#### DATA FOR THIS EXERCISE
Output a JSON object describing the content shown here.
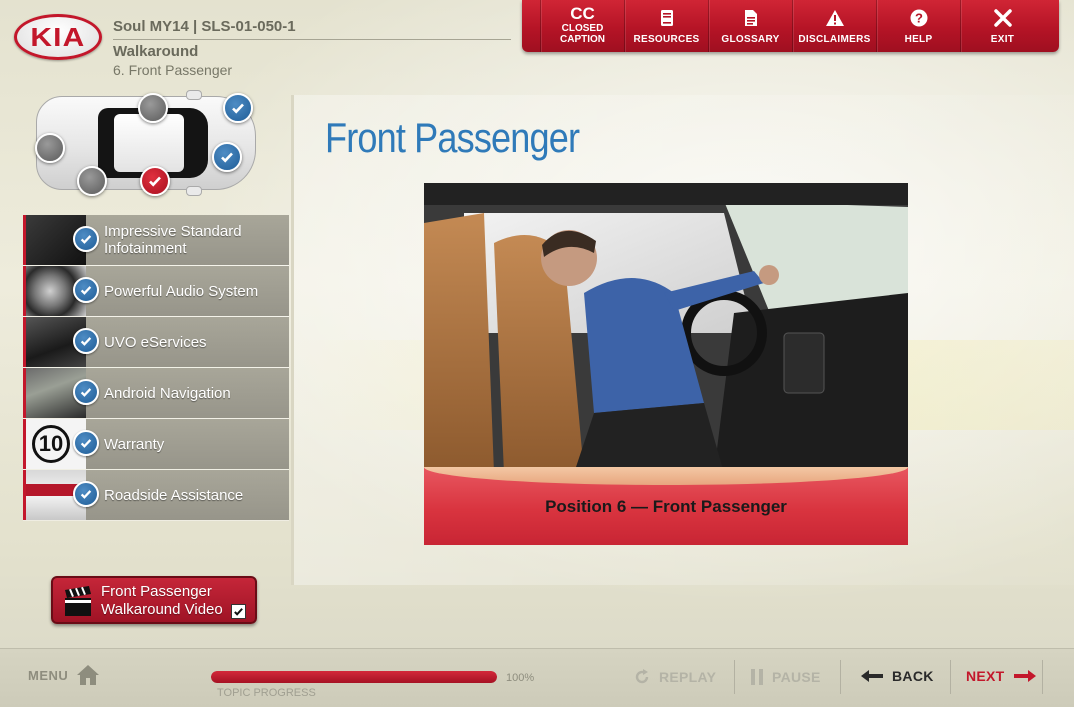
{
  "brand": {
    "logo_text": "KIA",
    "accent": "#c3172b"
  },
  "header": {
    "course": "Soul MY14 | SLS-01-050-1",
    "section": "Walkaround",
    "page": "6. Front Passenger"
  },
  "topnav": {
    "items": [
      {
        "top": "CC",
        "label": "CLOSED\nCAPTION",
        "icon": "closed-caption-icon"
      },
      {
        "label": "RESOURCES",
        "icon": "book-icon"
      },
      {
        "label": "GLOSSARY",
        "icon": "document-icon"
      },
      {
        "label": "DISCLAIMERS",
        "icon": "warning-icon"
      },
      {
        "label": "HELP",
        "icon": "help-icon"
      },
      {
        "label": "EXIT",
        "icon": "close-icon"
      }
    ]
  },
  "car_positions": [
    {
      "status": "not-visited"
    },
    {
      "status": "completed"
    },
    {
      "status": "not-visited"
    },
    {
      "status": "completed"
    },
    {
      "status": "not-visited"
    },
    {
      "status": "current"
    }
  ],
  "topics": [
    {
      "label": "Impressive Standard Infotainment",
      "completed": true
    },
    {
      "label": "Powerful Audio System",
      "completed": true
    },
    {
      "label": "UVO eServices",
      "completed": true
    },
    {
      "label": "Android Navigation",
      "completed": true
    },
    {
      "label": "Warranty",
      "completed": true,
      "thumb_text": "10"
    },
    {
      "label": "Roadside Assistance",
      "completed": true
    }
  ],
  "content": {
    "title": "Front Passenger",
    "video_caption": "Position 6 — Front Passenger",
    "title_color": "#2f7ab9"
  },
  "video_button": {
    "line1": "Front Passenger",
    "line2": "Walkaround Video",
    "watched": true
  },
  "footer": {
    "menu_label": "MENU",
    "progress_value": "100%",
    "progress_fraction": 1.0,
    "progress_label": "TOPIC PROGRESS",
    "replay_label": "REPLAY",
    "pause_label": "PAUSE",
    "back_label": "BACK",
    "next_label": "NEXT"
  }
}
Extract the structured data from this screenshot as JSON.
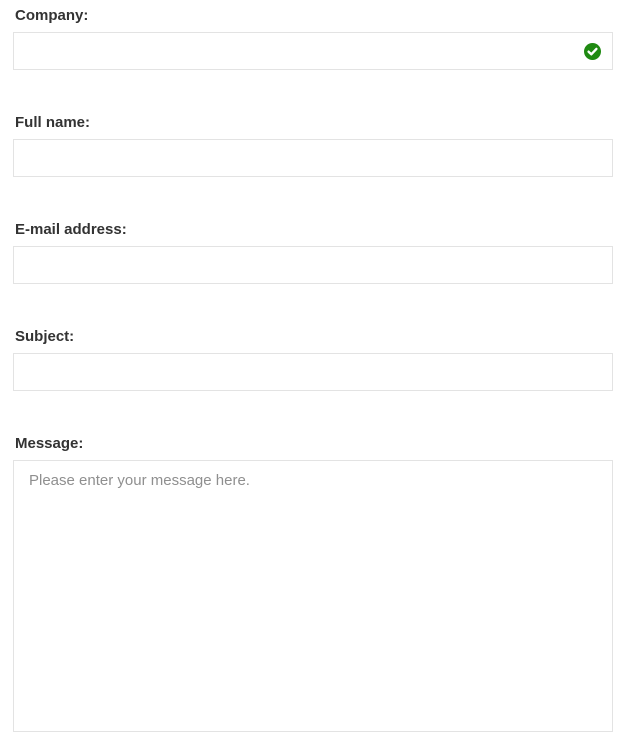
{
  "form": {
    "company": {
      "label": "Company:",
      "value": "",
      "status_icon": "check-circle-icon",
      "status_color": "#1f8a12"
    },
    "full_name": {
      "label": "Full name:",
      "value": ""
    },
    "email": {
      "label": "E-mail address:",
      "value": ""
    },
    "subject": {
      "label": "Subject:",
      "value": ""
    },
    "message": {
      "label": "Message:",
      "value": "",
      "placeholder": "Please enter your message here."
    }
  }
}
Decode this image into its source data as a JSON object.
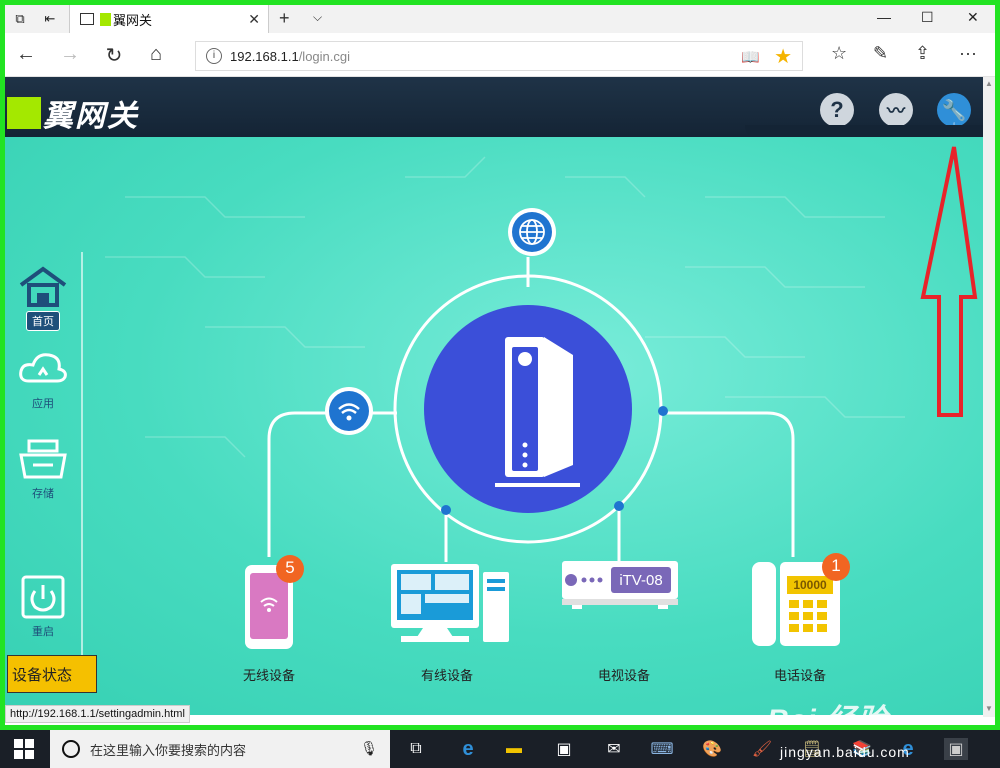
{
  "browser": {
    "tab_title": "翼网关",
    "url_host": "192.168.1.1",
    "url_path": "/login.cgi",
    "status_url": "http://192.168.1.1/settingadmin.html"
  },
  "header": {
    "logo_text": "翼网关"
  },
  "sidebar": {
    "items": [
      {
        "label": "首页"
      },
      {
        "label": "应用"
      },
      {
        "label": "存储"
      },
      {
        "label": "重启"
      }
    ],
    "status_button": "设备状态"
  },
  "devices": {
    "wireless": {
      "label": "无线设备",
      "badge": "5"
    },
    "wired": {
      "label": "有线设备"
    },
    "tv": {
      "label": "电视设备",
      "name": "iTV-08"
    },
    "phone": {
      "label": "电话设备",
      "badge": "1",
      "number": "10000"
    }
  },
  "taskbar": {
    "search_placeholder": "在这里输入你要搜索的内容"
  },
  "watermark": {
    "brand": "Bai 经验",
    "url": "jingyan.baidu.com"
  },
  "colors": {
    "frame": "#22e322",
    "logo_accent": "#a4e800",
    "router_circle": "#3b4fd9",
    "annotation_arrow": "#e8232a",
    "status_button": "#f5c000"
  }
}
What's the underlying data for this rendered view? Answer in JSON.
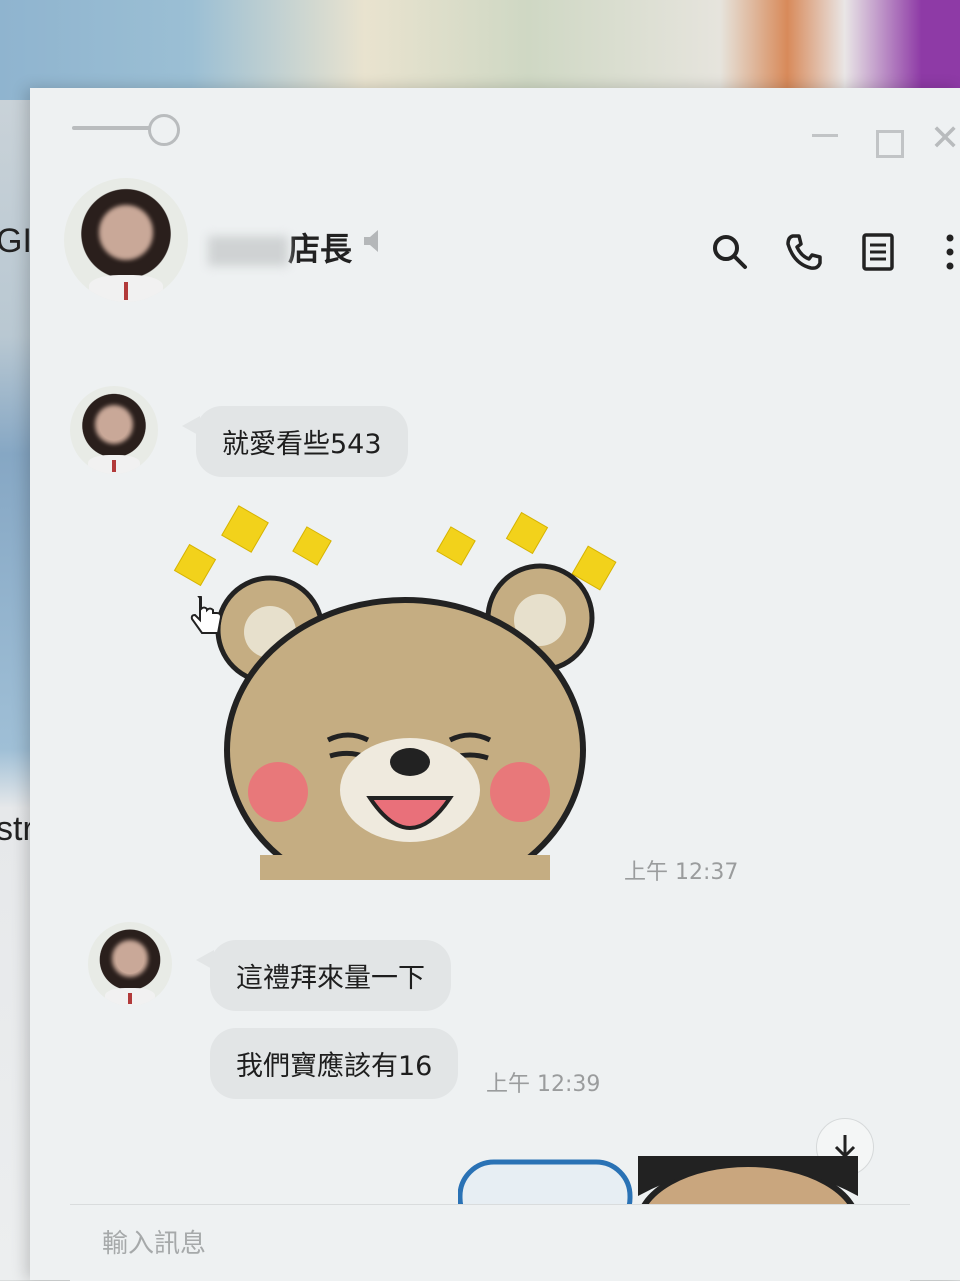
{
  "background": {
    "left_text_top": "GIS",
    "left_text_bottom": "strat"
  },
  "window": {
    "controls": [
      "minimize",
      "maximize",
      "close"
    ]
  },
  "header": {
    "contact_name": "店長",
    "icons": [
      "search-icon",
      "phone-icon",
      "notes-icon",
      "more-icon",
      "mute-icon"
    ]
  },
  "messages": [
    {
      "text": "就愛看些543"
    },
    {
      "type": "sticker",
      "description": "bear"
    },
    {
      "time": "上午 12:37"
    },
    {
      "text": "這禮拜來量一下"
    },
    {
      "text": "我們寶應該有16"
    },
    {
      "time": "上午 12:39"
    }
  ],
  "composer": {
    "placeholder": "輸入訊息"
  },
  "colors": {
    "bubble": "#e2e5e6",
    "window": "#eef1f2",
    "timestamp": "#9a9c9d"
  }
}
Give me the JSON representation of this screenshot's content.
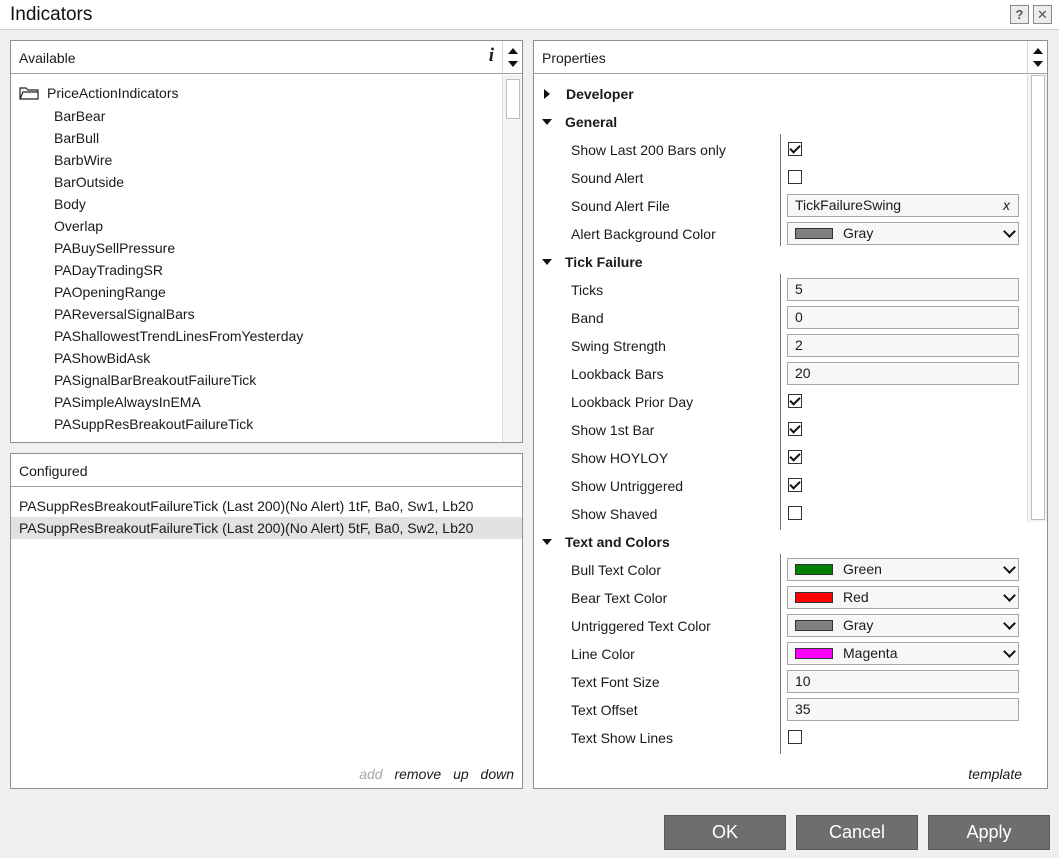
{
  "window": {
    "title": "Indicators",
    "help_label": "?",
    "close_label": "✕"
  },
  "available": {
    "title": "Available",
    "info_label": "i",
    "folder": "PriceActionIndicators",
    "items": [
      "BarBear",
      "BarBull",
      "BarbWire",
      "BarOutside",
      "Body",
      "Overlap",
      "PABuySellPressure",
      "PADayTradingSR",
      "PAOpeningRange",
      "PAReversalSignalBars",
      "PAShallowestTrendLinesFromYesterday",
      "PAShowBidAsk",
      "PASignalBarBreakoutFailureTick",
      "PASimpleAlwaysInEMA",
      "PASuppResBreakoutFailureTick"
    ]
  },
  "configured": {
    "title": "Configured",
    "items": [
      "PASuppResBreakoutFailureTick (Last 200)(No Alert) 1tF,  Ba0,  Sw1,  Lb20",
      "PASuppResBreakoutFailureTick (Last 200)(No Alert) 5tF,  Ba0,  Sw2,  Lb20"
    ],
    "selected_index": 1,
    "actions": {
      "add": "add",
      "remove": "remove",
      "up": "up",
      "down": "down"
    }
  },
  "properties": {
    "title": "Properties",
    "template_link": "template",
    "categories": {
      "developer": "Developer",
      "general": "General",
      "tick_failure": "Tick Failure",
      "text_colors": "Text and Colors"
    },
    "general": {
      "show_last_200": {
        "label": "Show Last 200 Bars only",
        "checked": true
      },
      "sound_alert": {
        "label": "Sound Alert",
        "checked": false
      },
      "sound_alert_file": {
        "label": "Sound Alert File",
        "value": "TickFailureSwing",
        "clear": "x"
      },
      "alert_bg_color": {
        "label": "Alert Background Color",
        "value": "Gray",
        "swatch": "#808080"
      }
    },
    "tick": {
      "ticks": {
        "label": "Ticks",
        "value": "5"
      },
      "band": {
        "label": "Band",
        "value": "0"
      },
      "swing_strength": {
        "label": "Swing Strength",
        "value": "2"
      },
      "lookback_bars": {
        "label": "Lookback Bars",
        "value": "20"
      },
      "lookback_prior_day": {
        "label": "Lookback Prior Day",
        "checked": true
      },
      "show_1st_bar": {
        "label": "Show 1st Bar",
        "checked": true
      },
      "show_hoyloy": {
        "label": "Show HOYLOY",
        "checked": true
      },
      "show_untriggered": {
        "label": "Show Untriggered",
        "checked": true
      },
      "show_shaved": {
        "label": "Show Shaved",
        "checked": false
      }
    },
    "text_colors": {
      "bull_text_color": {
        "label": "Bull Text Color",
        "value": "Green",
        "swatch": "#008000"
      },
      "bear_text_color": {
        "label": "Bear Text Color",
        "value": "Red",
        "swatch": "#ff0000"
      },
      "untriggered_text_color": {
        "label": "Untriggered Text Color",
        "value": "Gray",
        "swatch": "#808080"
      },
      "line_color": {
        "label": "Line Color",
        "value": "Magenta",
        "swatch": "#ff00ff"
      },
      "text_font_size": {
        "label": "Text Font Size",
        "value": "10"
      },
      "text_offset": {
        "label": "Text Offset",
        "value": "35"
      },
      "text_show_lines": {
        "label": "Text Show Lines",
        "checked": false
      }
    }
  },
  "buttons": {
    "ok": "OK",
    "cancel": "Cancel",
    "apply": "Apply"
  }
}
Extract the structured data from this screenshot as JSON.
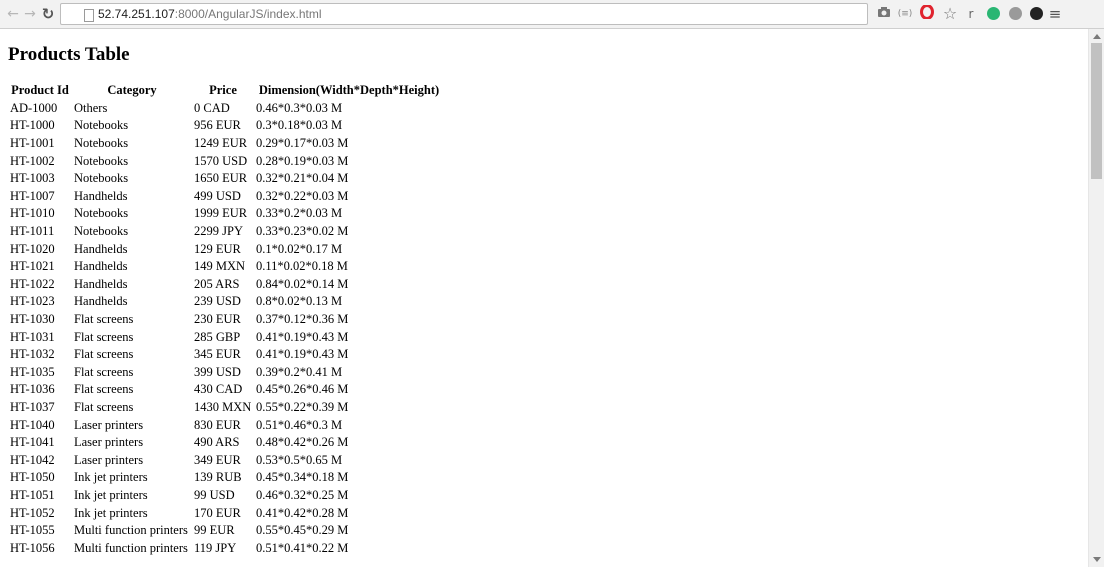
{
  "browser": {
    "url_host": "52.74.251.107",
    "url_rest": ":8000/AngularJS/index.html",
    "back_icon": "arrow-left-icon",
    "forward_icon": "arrow-right-icon",
    "reload_icon": "reload-icon",
    "ext_r_label": "r",
    "accent_green": "#2ab673",
    "accent_red": "#e0232e"
  },
  "page": {
    "title": "Products Table"
  },
  "table": {
    "headers": {
      "product_id": "Product Id",
      "category": "Category",
      "price": "Price",
      "dimension": "Dimension(Width*Depth*Height)"
    },
    "rows": [
      [
        "AD-1000",
        "Others",
        "0 CAD",
        "0.46*0.3*0.03 M"
      ],
      [
        "HT-1000",
        "Notebooks",
        "956 EUR",
        "0.3*0.18*0.03 M"
      ],
      [
        "HT-1001",
        "Notebooks",
        "1249 EUR",
        "0.29*0.17*0.03 M"
      ],
      [
        "HT-1002",
        "Notebooks",
        "1570 USD",
        "0.28*0.19*0.03 M"
      ],
      [
        "HT-1003",
        "Notebooks",
        "1650 EUR",
        "0.32*0.21*0.04 M"
      ],
      [
        "HT-1007",
        "Handhelds",
        "499 USD",
        "0.32*0.22*0.03 M"
      ],
      [
        "HT-1010",
        "Notebooks",
        "1999 EUR",
        "0.33*0.2*0.03 M"
      ],
      [
        "HT-1011",
        "Notebooks",
        "2299 JPY",
        "0.33*0.23*0.02 M"
      ],
      [
        "HT-1020",
        "Handhelds",
        "129 EUR",
        "0.1*0.02*0.17 M"
      ],
      [
        "HT-1021",
        "Handhelds",
        "149 MXN",
        "0.11*0.02*0.18 M"
      ],
      [
        "HT-1022",
        "Handhelds",
        "205 ARS",
        "0.84*0.02*0.14 M"
      ],
      [
        "HT-1023",
        "Handhelds",
        "239 USD",
        "0.8*0.02*0.13 M"
      ],
      [
        "HT-1030",
        "Flat screens",
        "230 EUR",
        "0.37*0.12*0.36 M"
      ],
      [
        "HT-1031",
        "Flat screens",
        "285 GBP",
        "0.41*0.19*0.43 M"
      ],
      [
        "HT-1032",
        "Flat screens",
        "345 EUR",
        "0.41*0.19*0.43 M"
      ],
      [
        "HT-1035",
        "Flat screens",
        "399 USD",
        "0.39*0.2*0.41 M"
      ],
      [
        "HT-1036",
        "Flat screens",
        "430 CAD",
        "0.45*0.26*0.46 M"
      ],
      [
        "HT-1037",
        "Flat screens",
        "1430 MXN",
        "0.55*0.22*0.39 M"
      ],
      [
        "HT-1040",
        "Laser printers",
        "830 EUR",
        "0.51*0.46*0.3 M"
      ],
      [
        "HT-1041",
        "Laser printers",
        "490 ARS",
        "0.48*0.42*0.26 M"
      ],
      [
        "HT-1042",
        "Laser printers",
        "349 EUR",
        "0.53*0.5*0.65 M"
      ],
      [
        "HT-1050",
        "Ink jet printers",
        "139 RUB",
        "0.45*0.34*0.18 M"
      ],
      [
        "HT-1051",
        "Ink jet printers",
        "99 USD",
        "0.46*0.32*0.25 M"
      ],
      [
        "HT-1052",
        "Ink jet printers",
        "170 EUR",
        "0.41*0.42*0.28 M"
      ],
      [
        "HT-1055",
        "Multi function printers",
        "99 EUR",
        "0.55*0.45*0.29 M"
      ],
      [
        "HT-1056",
        "Multi function printers",
        "119 JPY",
        "0.51*0.41*0.22 M"
      ]
    ]
  }
}
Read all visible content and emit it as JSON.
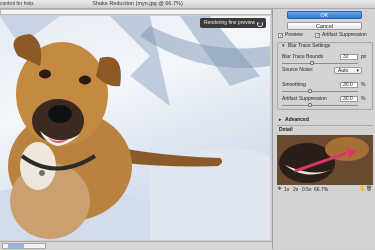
{
  "window": {
    "title": "Shake Reduction (myo.jpg @ 66.7%)",
    "help_text": "control for help."
  },
  "preview": {
    "status_badge": "Rendering fine preview ..."
  },
  "buttons": {
    "ok": "OK",
    "cancel": "Cancel"
  },
  "options": {
    "preview_label": "Preview",
    "preview_checked": true,
    "artifact_suppression_label": "Artifact Suppression",
    "artifact_suppression_checked": true
  },
  "blur_trace": {
    "group_label": "Blur Trace Settings",
    "bounds_label": "Blur Trace Bounds",
    "bounds_value": "32",
    "bounds_unit": "px",
    "source_noise_label": "Source Noise:",
    "source_noise_value": "Auto",
    "smoothing_label": "Smoothing",
    "smoothing_value": "30.0",
    "smoothing_unit": "%",
    "artifact_label": "Artifact Suppression",
    "artifact_value": "30.0",
    "artifact_unit": "%"
  },
  "advanced": {
    "label": "Advanced"
  },
  "detail": {
    "label": "Detail",
    "zoom_options": [
      "1x",
      "2x",
      "0.5x"
    ],
    "zoom_readout": "66.7%"
  },
  "colors": {
    "accent_button": "#2f74d9",
    "blur_trace_arrow": "#e0326a"
  }
}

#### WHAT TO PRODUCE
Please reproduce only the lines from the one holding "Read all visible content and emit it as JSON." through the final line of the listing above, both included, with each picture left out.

#### TASK RESULT
Read all visible content and emit it as JSON.
{
  "window": {
    "title": "Shake Reduction (myo.jpg @ 66.7%)",
    "help_text": "control for help."
  },
  "preview": {
    "status_badge": "Rendering fine preview ..."
  },
  "buttons": {
    "ok": "OK",
    "cancel": "Cancel"
  },
  "options": {
    "preview_label": "Preview",
    "preview_checked": true,
    "artifact_suppression_label": "Artifact Suppression",
    "artifact_suppression_checked": true
  },
  "blur_trace": {
    "group_label": "Blur Trace Settings",
    "bounds_label": "Blur Trace Bounds",
    "bounds_value": "32",
    "bounds_unit": "px",
    "source_noise_label": "Source Noise:",
    "source_noise_value": "Auto",
    "smoothing_label": "Smoothing",
    "smoothing_value": "30.0",
    "smoothing_unit": "%",
    "artifact_label": "Artifact Suppression",
    "artifact_value": "30.0",
    "artifact_unit": "%"
  },
  "advanced": {
    "label": "Advanced"
  },
  "detail": {
    "label": "Detail",
    "zoom_options": [
      "1x",
      "2x",
      "0.5x"
    ],
    "zoom_readout": "66.7%"
  },
  "colors": {
    "accent_button": "#2f74d9",
    "blur_trace_arrow": "#e0326a"
  }
}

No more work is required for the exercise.